When a line in the entries contains the word "stretch", copy that line in full.

[Recorded data]
+---+
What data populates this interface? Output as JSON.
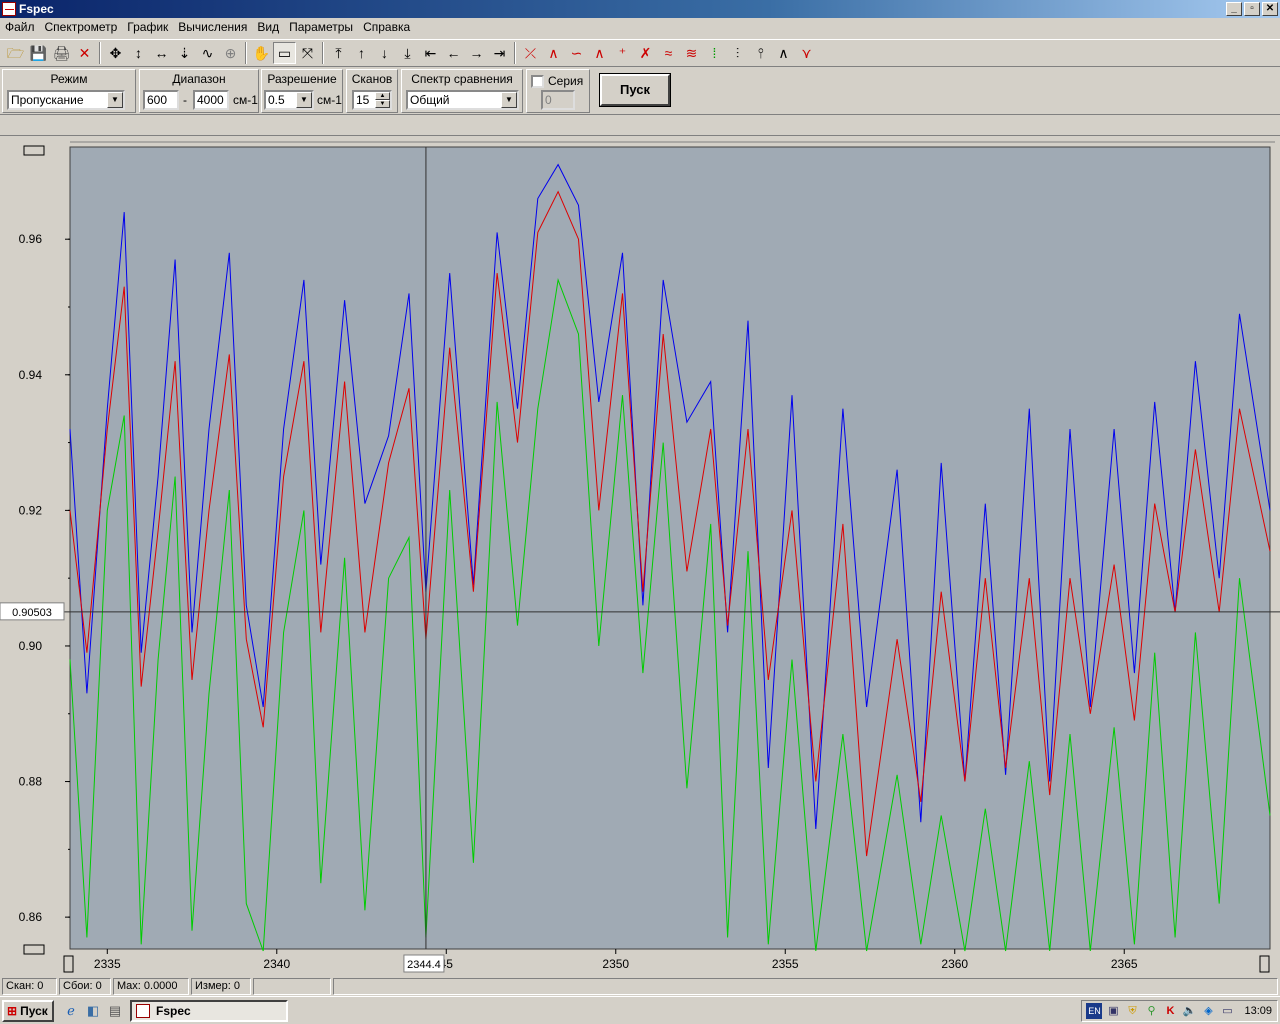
{
  "window": {
    "title": "Fspec",
    "min": "_",
    "max": "▫",
    "close": "✕"
  },
  "menu": [
    "Файл",
    "Спектрометр",
    "График",
    "Вычисления",
    "Вид",
    "Параметры",
    "Справка"
  ],
  "toolbar": {
    "icons": [
      "open-icon",
      "save-icon",
      "print-icon",
      "delete-icon",
      "sep",
      "move-icon",
      "stretch-vertical-icon",
      "stretch-horizontal-icon",
      "peak-down-icon",
      "peak-icon",
      "zoom-icon",
      "sep",
      "pan-hand-icon",
      "select-rect-icon",
      "autoscale-icon",
      "sep",
      "scroll-top-icon",
      "scroll-up-icon",
      "scroll-down-icon",
      "scroll-bottom-icon",
      "scroll-leftmost-icon",
      "scroll-left-icon",
      "scroll-right-icon",
      "scroll-rightmost-icon",
      "sep",
      "baseline-icon",
      "spectrum-tool-1-icon",
      "spectrum-tool-2-icon",
      "spectrum-tool-3-icon",
      "spectrum-tool-4-icon",
      "spectrum-tool-5-icon",
      "spectrum-tool-6-icon",
      "spectrum-tool-7-icon",
      "spectrum-tool-8-icon",
      "spectrum-tool-9-icon",
      "spectrum-tool-10-icon",
      "spectrum-tool-11-icon",
      "spectrum-tool-12-icon",
      "spectrum-tool-13-icon"
    ],
    "glyphs": [
      "🗁",
      "💾",
      "🖨",
      "✕",
      "",
      "✥",
      "↕",
      "↔",
      "⇣",
      "∿",
      "⊕",
      "",
      "✋",
      "▭",
      "⤧",
      "",
      "⤒",
      "↑",
      "↓",
      "⤓",
      "⇤",
      "←",
      "→",
      "⇥",
      "",
      "⤫",
      "∧",
      "∽",
      "∧",
      "⁺",
      "✗",
      "≈",
      "≋",
      "⁞",
      "⫶",
      "⫯",
      "∧",
      "⋎"
    ],
    "colors": [
      "#b08000",
      "#000080",
      "#404040",
      "#cc0000",
      "",
      "#000",
      "#000",
      "#000",
      "#000",
      "#000",
      "#808080",
      "",
      "#000",
      "#000",
      "#000",
      "",
      "#000",
      "#000",
      "#000",
      "#000",
      "#000",
      "#000",
      "#000",
      "#000",
      "",
      "#c00",
      "#c00",
      "#c00",
      "#c00",
      "#c00",
      "#c00",
      "#c00",
      "#c00",
      "#090",
      "#000",
      "#000",
      "#000",
      "#c00",
      "#000"
    ]
  },
  "params": {
    "mode": {
      "label": "Режим",
      "value": "Пропускание"
    },
    "range": {
      "label": "Диапазон",
      "from": "600",
      "dash": "-",
      "to": "4000",
      "unit": "см-1"
    },
    "resolution": {
      "label": "Разрешение",
      "value": "0.5",
      "unit": "см-1"
    },
    "scans": {
      "label": "Сканов",
      "value": "15"
    },
    "compare": {
      "label": "Спектр сравнения",
      "value": "Общий"
    },
    "series": {
      "label": "Серия",
      "value": "0",
      "checked": false
    },
    "start_label": "Пуск"
  },
  "chart_data": {
    "type": "line",
    "xlim": [
      2333.9,
      2369.3
    ],
    "ylim": [
      0.8553,
      0.9736
    ],
    "x_ticks": [
      2335,
      2340,
      2345,
      2350,
      2355,
      2360,
      2365
    ],
    "x_tick_labels": [
      "2335",
      "2340",
      "45",
      "2350",
      "2355",
      "2360",
      "2365"
    ],
    "y_ticks": [
      0.86,
      0.88,
      0.9,
      0.92,
      0.94,
      0.96
    ],
    "y_tick_labels": [
      "0.86",
      "0.88",
      "0.90",
      "0.92",
      "0.94",
      "0.96"
    ],
    "cursor": {
      "x": 2344.4,
      "y": 0.90503,
      "x_label": "2344.4",
      "y_label": "0.90503"
    },
    "background": "#a0aab4",
    "series": [
      {
        "color": "#0000ee",
        "points": [
          [
            2333.9,
            0.932
          ],
          [
            2334.4,
            0.893
          ],
          [
            2335.0,
            0.935
          ],
          [
            2335.5,
            0.964
          ],
          [
            2336.0,
            0.899
          ],
          [
            2336.5,
            0.925
          ],
          [
            2337.0,
            0.957
          ],
          [
            2337.5,
            0.902
          ],
          [
            2338.0,
            0.932
          ],
          [
            2338.6,
            0.958
          ],
          [
            2339.1,
            0.906
          ],
          [
            2339.6,
            0.891
          ],
          [
            2340.2,
            0.932
          ],
          [
            2340.8,
            0.954
          ],
          [
            2341.3,
            0.912
          ],
          [
            2342.0,
            0.951
          ],
          [
            2342.6,
            0.921
          ],
          [
            2343.3,
            0.931
          ],
          [
            2343.9,
            0.952
          ],
          [
            2344.4,
            0.908
          ],
          [
            2345.1,
            0.955
          ],
          [
            2345.8,
            0.909
          ],
          [
            2346.5,
            0.961
          ],
          [
            2347.1,
            0.935
          ],
          [
            2347.7,
            0.966
          ],
          [
            2348.3,
            0.971
          ],
          [
            2348.9,
            0.965
          ],
          [
            2349.5,
            0.936
          ],
          [
            2350.2,
            0.958
          ],
          [
            2350.8,
            0.906
          ],
          [
            2351.4,
            0.954
          ],
          [
            2352.1,
            0.933
          ],
          [
            2352.8,
            0.939
          ],
          [
            2353.3,
            0.902
          ],
          [
            2353.9,
            0.948
          ],
          [
            2354.5,
            0.882
          ],
          [
            2355.2,
            0.937
          ],
          [
            2355.9,
            0.873
          ],
          [
            2356.7,
            0.935
          ],
          [
            2357.4,
            0.891
          ],
          [
            2358.3,
            0.926
          ],
          [
            2359.0,
            0.874
          ],
          [
            2359.6,
            0.927
          ],
          [
            2360.3,
            0.88
          ],
          [
            2360.9,
            0.921
          ],
          [
            2361.5,
            0.881
          ],
          [
            2362.2,
            0.935
          ],
          [
            2362.8,
            0.88
          ],
          [
            2363.4,
            0.932
          ],
          [
            2364.0,
            0.891
          ],
          [
            2364.7,
            0.932
          ],
          [
            2365.3,
            0.896
          ],
          [
            2365.9,
            0.936
          ],
          [
            2366.5,
            0.905
          ],
          [
            2367.1,
            0.942
          ],
          [
            2367.8,
            0.91
          ],
          [
            2368.4,
            0.949
          ],
          [
            2369.3,
            0.92
          ]
        ]
      },
      {
        "color": "#dd0000",
        "points": [
          [
            2333.9,
            0.92
          ],
          [
            2334.4,
            0.899
          ],
          [
            2335.0,
            0.932
          ],
          [
            2335.5,
            0.953
          ],
          [
            2336.0,
            0.894
          ],
          [
            2336.5,
            0.917
          ],
          [
            2337.0,
            0.942
          ],
          [
            2337.5,
            0.895
          ],
          [
            2338.0,
            0.92
          ],
          [
            2338.6,
            0.943
          ],
          [
            2339.1,
            0.901
          ],
          [
            2339.6,
            0.888
          ],
          [
            2340.2,
            0.925
          ],
          [
            2340.8,
            0.942
          ],
          [
            2341.3,
            0.902
          ],
          [
            2342.0,
            0.939
          ],
          [
            2342.6,
            0.902
          ],
          [
            2343.3,
            0.927
          ],
          [
            2343.9,
            0.938
          ],
          [
            2344.4,
            0.901
          ],
          [
            2345.1,
            0.944
          ],
          [
            2345.8,
            0.908
          ],
          [
            2346.5,
            0.955
          ],
          [
            2347.1,
            0.93
          ],
          [
            2347.7,
            0.961
          ],
          [
            2348.3,
            0.967
          ],
          [
            2348.9,
            0.96
          ],
          [
            2349.5,
            0.92
          ],
          [
            2350.2,
            0.952
          ],
          [
            2350.8,
            0.908
          ],
          [
            2351.4,
            0.946
          ],
          [
            2352.1,
            0.911
          ],
          [
            2352.8,
            0.932
          ],
          [
            2353.3,
            0.903
          ],
          [
            2353.9,
            0.932
          ],
          [
            2354.5,
            0.895
          ],
          [
            2355.2,
            0.92
          ],
          [
            2355.9,
            0.88
          ],
          [
            2356.7,
            0.918
          ],
          [
            2357.4,
            0.869
          ],
          [
            2358.3,
            0.901
          ],
          [
            2359.0,
            0.877
          ],
          [
            2359.6,
            0.908
          ],
          [
            2360.3,
            0.88
          ],
          [
            2360.9,
            0.91
          ],
          [
            2361.5,
            0.882
          ],
          [
            2362.2,
            0.91
          ],
          [
            2362.8,
            0.878
          ],
          [
            2363.4,
            0.91
          ],
          [
            2364.0,
            0.89
          ],
          [
            2364.7,
            0.912
          ],
          [
            2365.3,
            0.889
          ],
          [
            2365.9,
            0.921
          ],
          [
            2366.5,
            0.905
          ],
          [
            2367.1,
            0.929
          ],
          [
            2367.8,
            0.905
          ],
          [
            2368.4,
            0.935
          ],
          [
            2369.3,
            0.914
          ]
        ]
      },
      {
        "color": "#00cc00",
        "points": [
          [
            2333.9,
            0.898
          ],
          [
            2334.4,
            0.857
          ],
          [
            2335.0,
            0.92
          ],
          [
            2335.5,
            0.934
          ],
          [
            2336.0,
            0.856
          ],
          [
            2336.5,
            0.898
          ],
          [
            2337.0,
            0.925
          ],
          [
            2337.5,
            0.858
          ],
          [
            2338.0,
            0.893
          ],
          [
            2338.6,
            0.923
          ],
          [
            2339.1,
            0.862
          ],
          [
            2339.6,
            0.855
          ],
          [
            2340.2,
            0.902
          ],
          [
            2340.8,
            0.92
          ],
          [
            2341.3,
            0.865
          ],
          [
            2342.0,
            0.913
          ],
          [
            2342.6,
            0.861
          ],
          [
            2343.3,
            0.91
          ],
          [
            2343.9,
            0.916
          ],
          [
            2344.4,
            0.857
          ],
          [
            2345.1,
            0.923
          ],
          [
            2345.8,
            0.868
          ],
          [
            2346.5,
            0.936
          ],
          [
            2347.1,
            0.903
          ],
          [
            2347.7,
            0.935
          ],
          [
            2348.3,
            0.954
          ],
          [
            2348.9,
            0.946
          ],
          [
            2349.5,
            0.9
          ],
          [
            2350.2,
            0.937
          ],
          [
            2350.8,
            0.896
          ],
          [
            2351.4,
            0.93
          ],
          [
            2352.1,
            0.879
          ],
          [
            2352.8,
            0.918
          ],
          [
            2353.3,
            0.857
          ],
          [
            2353.9,
            0.914
          ],
          [
            2354.5,
            0.856
          ],
          [
            2355.2,
            0.898
          ],
          [
            2355.9,
            0.855
          ],
          [
            2356.7,
            0.887
          ],
          [
            2357.4,
            0.855
          ],
          [
            2358.3,
            0.881
          ],
          [
            2359.0,
            0.856
          ],
          [
            2359.6,
            0.875
          ],
          [
            2360.3,
            0.855
          ],
          [
            2360.9,
            0.876
          ],
          [
            2361.5,
            0.855
          ],
          [
            2362.2,
            0.883
          ],
          [
            2362.8,
            0.855
          ],
          [
            2363.4,
            0.887
          ],
          [
            2364.0,
            0.855
          ],
          [
            2364.7,
            0.888
          ],
          [
            2365.3,
            0.856
          ],
          [
            2365.9,
            0.899
          ],
          [
            2366.5,
            0.857
          ],
          [
            2367.1,
            0.902
          ],
          [
            2367.8,
            0.862
          ],
          [
            2368.4,
            0.91
          ],
          [
            2369.3,
            0.875
          ]
        ]
      }
    ]
  },
  "status": {
    "scan": "Скан: 0",
    "failures": "Сбои: 0",
    "max": "Max: 0.0000",
    "measure": "Измер: 0"
  },
  "taskbar": {
    "start": "Пуск",
    "task": "Fspec",
    "lang": "EN",
    "clock": "13:09"
  }
}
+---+
The completed task ::
      "stretch-vertical-icon",
      "stretch-horizontal-icon",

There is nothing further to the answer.